You've been diagnosed with bow legs and your doctor has recommended bow leg correction surgery. At this point, you probably have plenty of questions about how to prepare for the surgery in order to obtain the best possible outcome. You're right to think about this issue well ahead of time – here are some basics to consider.
What Are Bow Legs?
As you might guess from the name, bow legs is a condition in which the knees are bowed out, so even when your ankles are together, there is space between the knees. A normal condition in infants under the age of two, bow legs usually begin to straighten once the child starts walking. Bow legs can lead to knee problems, joint damage and chronic pain if not treated.
Treatment of Bow Legs
If caught early bow legs can sometimes be treated medically. Braces can help guide bone growth, although it is not effective in all cases and is less effective if treatment is started after the disease has progressed. Surgery is the preferred treatment if the patient doesn't respond to conservative therapy, if the deformity is severe, or in older adolescents and adults who were not treated as children. Guided growth surgery and tibial osteotomy are the two most common surgical procedures.
The Treatment Plan
The doctor will develop a treatment plan to correct your bow legs. He or she will recommend the best surgical method and explain the risks and benefits to you. In many cases, computer imagery can be used to show exactly how the surgery will work and what your legs will look like after they are healed. These programs use your actual X-rays and other diagnostic studies to develop the before and after pictures you will see. Make sure you understand all the issues; ask questions and read any patient education materials.
Preparing for Bow Leg Correction Surgery
As with all surgical procedures, you should have a thorough medical examination to rule out possible problems prior to surgery. If you smoke, stop at least two weeks before the surgery. Many surgeons recommend scrubbing the surgical area daily to reduce bacteria that might cause infection. Provide the doctor with a list of all your medications. A preoperative exercise program can promote knee strength and range of motion.

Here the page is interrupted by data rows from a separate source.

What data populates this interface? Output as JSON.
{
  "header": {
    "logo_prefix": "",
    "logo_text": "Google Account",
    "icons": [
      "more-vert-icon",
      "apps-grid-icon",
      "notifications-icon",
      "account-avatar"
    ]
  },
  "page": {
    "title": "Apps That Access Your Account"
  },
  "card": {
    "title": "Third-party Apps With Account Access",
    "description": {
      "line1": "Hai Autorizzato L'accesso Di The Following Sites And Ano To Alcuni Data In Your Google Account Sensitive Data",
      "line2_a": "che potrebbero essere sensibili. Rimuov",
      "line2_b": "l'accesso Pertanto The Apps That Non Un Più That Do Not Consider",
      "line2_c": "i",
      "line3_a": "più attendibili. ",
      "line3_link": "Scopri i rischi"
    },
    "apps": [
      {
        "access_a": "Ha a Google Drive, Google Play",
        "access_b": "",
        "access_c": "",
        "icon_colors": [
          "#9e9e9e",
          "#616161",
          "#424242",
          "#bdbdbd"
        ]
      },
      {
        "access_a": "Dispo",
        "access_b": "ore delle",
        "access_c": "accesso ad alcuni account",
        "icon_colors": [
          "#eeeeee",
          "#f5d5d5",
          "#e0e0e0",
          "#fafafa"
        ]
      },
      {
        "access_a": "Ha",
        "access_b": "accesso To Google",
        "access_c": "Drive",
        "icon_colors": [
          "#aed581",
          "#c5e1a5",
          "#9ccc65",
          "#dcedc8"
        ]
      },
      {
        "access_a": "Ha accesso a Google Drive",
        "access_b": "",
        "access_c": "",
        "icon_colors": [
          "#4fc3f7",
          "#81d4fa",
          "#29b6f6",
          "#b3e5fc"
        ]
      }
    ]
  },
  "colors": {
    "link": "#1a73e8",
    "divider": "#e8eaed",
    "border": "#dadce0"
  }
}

A minor case of bow-leggedness may not be a serious problem, although it may be a cosmetic issue. More serious cases should be treated to prevent problems such as arthritis, joint damage and disability in the future. If you have bow legs and feel you need treatment, you should consult a qualified orthopedic surgeon for recommendations and treatment.